But what if you don’t care how many readers you have? I would suggest that, in that case, blogging fills an unmet internal need for you personally. Whether that’s the ability to think out loud and clarify your own thoughts, or to keep in touch with a small circle of friends you can’t meet face-to-face as often as you’d like, or to practice your writing skills, or to organize and document your personal filing cabinet or your ‘personal memory’ before information and ideas are lost or misplaced, these are important personal needs (for some of us, anyway) that blogging fills. But you might just find, as I did, that in the process of filling those personal needs, you also fill the unmet needs of others, and your audience becomes surprisingly large. And then, like me, you’ll begin to feel a responsibility to continue to fill that unmet need for your readers. That’s when you know you’re hooked on blogging.

And if you quit blogging, as most bloggers do, I’ll bet it’s because either you, or your readers, have found something else that meets your, or their, unmet needs better.

Photo from Agence France Presse via the excellent Global Policy Forum, a reminder that for many of us, there are unmet needs more urgent than information, inspiration and entertainment.

This entry was posted in Using Weblogs and Technology. Bookmark the permalink.


  1. r says:

    Amazingly the last 10% of your usual fine writings were 90% correct for me. I do enjoy writing blogs immensely. I have absolutely no theme and I don’t care how many readers I don’t regards,

  2. gbreez says:

    Same here. Except I’d place both percentages higher. It is the interaction, the sparking of new ideas, and the you-rocked-my-boat-again of blogging which charms me to the toes.
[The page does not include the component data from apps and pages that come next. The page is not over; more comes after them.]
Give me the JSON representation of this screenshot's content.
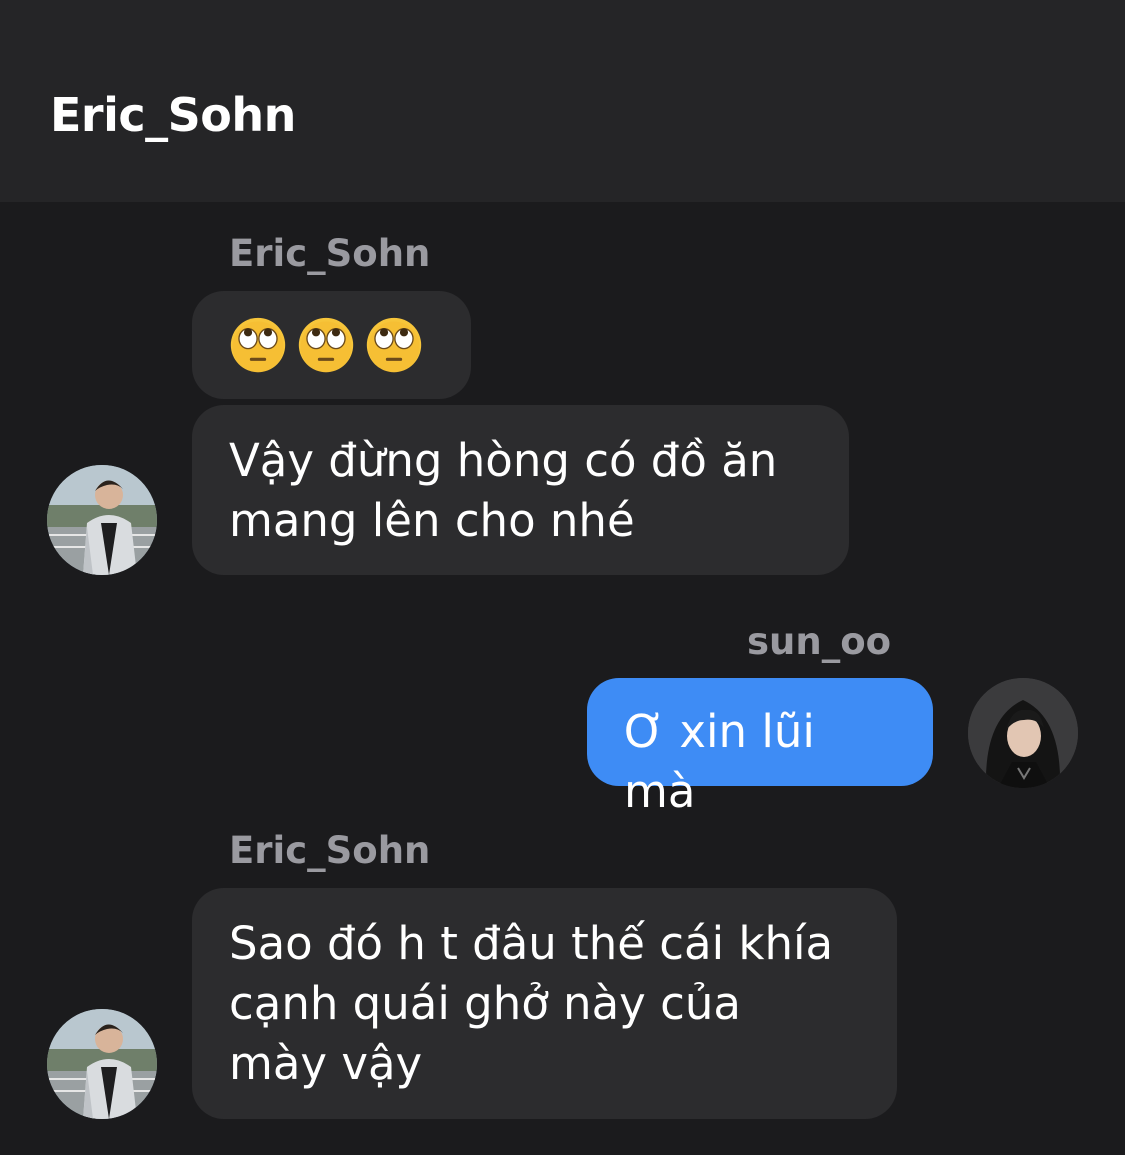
{
  "header": {
    "title": "Eric_Sohn"
  },
  "messages": [
    {
      "sender": "Eric_Sohn",
      "direction": "incoming",
      "emojis": [
        "face-with-rolling-eyes",
        "face-with-rolling-eyes",
        "face-with-rolling-eyes"
      ]
    },
    {
      "direction": "incoming",
      "line1": "Vậy đừng hòng có đồ ăn",
      "line2": "mang lên cho nhé"
    },
    {
      "sender": "sun_oo",
      "direction": "outgoing",
      "text": "Ơ xin lũi mà"
    },
    {
      "sender": "Eric_Sohn",
      "direction": "incoming",
      "line1": "Sao đó h t đâu thế cái khía",
      "line2": "cạnh quái ghở này của",
      "line3": "mày vậy"
    }
  ],
  "colors": {
    "background": "#1b1b1d",
    "header_background": "#252527",
    "incoming_bubble": "#2c2c2e",
    "outgoing_bubble": "#3e8cf5",
    "sender_label": "#9a9aa0"
  }
}
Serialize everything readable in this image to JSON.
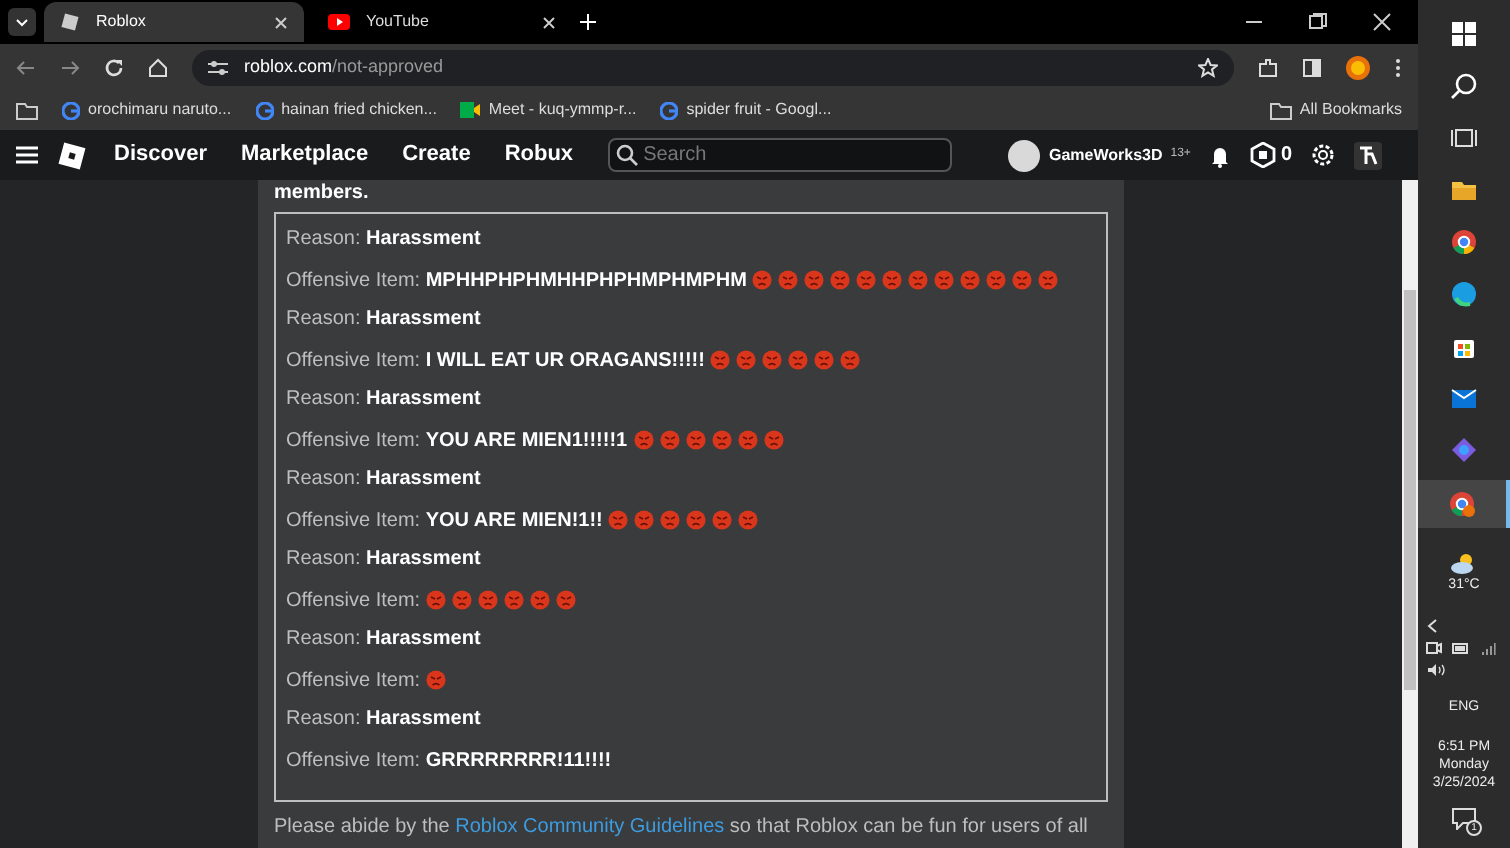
{
  "browser": {
    "tabs": [
      {
        "title": "Roblox",
        "selected": true,
        "kind": "roblox"
      },
      {
        "title": "YouTube",
        "selected": false,
        "kind": "youtube"
      }
    ],
    "url": {
      "host": "roblox.com",
      "path": "/not-approved"
    },
    "bookmarks": [
      {
        "label": "orochimaru naruto...",
        "kind": "google"
      },
      {
        "label": "hainan fried chicken...",
        "kind": "google"
      },
      {
        "label": "Meet - kuq-ymmp-r...",
        "kind": "meet"
      },
      {
        "label": "spider fruit - Googl...",
        "kind": "google"
      }
    ],
    "all_bookmarks": "All Bookmarks"
  },
  "nav": {
    "links": [
      "Discover",
      "Marketplace",
      "Create",
      "Robux"
    ],
    "search": {
      "placeholder": "Search"
    },
    "username": "GameWorks3D",
    "age_badge": "13+",
    "robux": "0"
  },
  "page": {
    "intro_tail": "members.",
    "entries": [
      {
        "reason_label": "Reason:",
        "reason": "Harassment",
        "item_label": "Offensive Item:",
        "item": "MPHHPHPHMHHPHPHMPHMPHM",
        "emojis": [
          {
            "kind": "angry-face"
          },
          {
            "kind": "angry-face"
          },
          {
            "kind": "angry-face"
          },
          {
            "kind": "angry-face"
          },
          {
            "kind": "angry-face"
          },
          {
            "kind": "angry-face"
          },
          {
            "kind": "angry-face"
          },
          {
            "kind": "angry-face"
          },
          {
            "kind": "angry-face"
          },
          {
            "kind": "angry-face"
          },
          {
            "kind": "angry-face"
          },
          {
            "kind": "angry-face"
          }
        ]
      },
      {
        "reason_label": "Reason:",
        "reason": "Harassment",
        "item_label": "Offensive Item:",
        "item": "I WILL EAT UR ORAGANS!!!!!",
        "emojis": [
          {
            "kind": "angry-face"
          },
          {
            "kind": "angry-face"
          },
          {
            "kind": "angry-face"
          },
          {
            "kind": "angry-face"
          },
          {
            "kind": "angry-face"
          },
          {
            "kind": "angry-face"
          }
        ]
      },
      {
        "reason_label": "Reason:",
        "reason": "Harassment",
        "item_label": "Offensive Item:",
        "item": "YOU ARE MIEN1!!!!!1",
        "emojis": [
          {
            "kind": "angry-face"
          },
          {
            "kind": "angry-face"
          },
          {
            "kind": "angry-face"
          },
          {
            "kind": "angry-face"
          },
          {
            "kind": "angry-face"
          },
          {
            "kind": "angry-face"
          }
        ]
      },
      {
        "reason_label": "Reason:",
        "reason": "Harassment",
        "item_label": "Offensive Item:",
        "item": "YOU ARE MIEN!1!!",
        "emojis": [
          {
            "kind": "angry-face"
          },
          {
            "kind": "angry-face"
          },
          {
            "kind": "angry-face"
          },
          {
            "kind": "angry-face"
          },
          {
            "kind": "angry-face"
          },
          {
            "kind": "angry-face"
          }
        ]
      },
      {
        "reason_label": "Reason:",
        "reason": "Harassment",
        "item_label": "Offensive Item:",
        "emojis": [
          {
            "kind": "angry-face"
          },
          {
            "kind": "angry-face"
          },
          {
            "kind": "angry-face"
          },
          {
            "kind": "angry-face"
          },
          {
            "kind": "angry-face"
          },
          {
            "kind": "angry-face"
          }
        ]
      },
      {
        "reason_label": "Reason:",
        "reason": "Harassment",
        "item_label": "Offensive Item:",
        "emojis": [
          {
            "kind": "angry-face"
          }
        ]
      },
      {
        "reason_label": "Reason:",
        "reason": "Harassment",
        "item_label": "Offensive Item:",
        "item": "GRRRRRRRR!11!!!!"
      }
    ],
    "footer_before": "Please abide by the",
    "footer_link": "Roblox Community Guidelines",
    "footer_after": "so that Roblox can be fun for users of all"
  },
  "taskbar": {
    "weather": "31°C",
    "language": "ENG",
    "time": "6:51 PM",
    "day": "Monday",
    "date": "3/25/2024",
    "notifications": "1"
  }
}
And, may just help us all to survive (especially our decendents). Here’s hoping. :)

Comments are closed.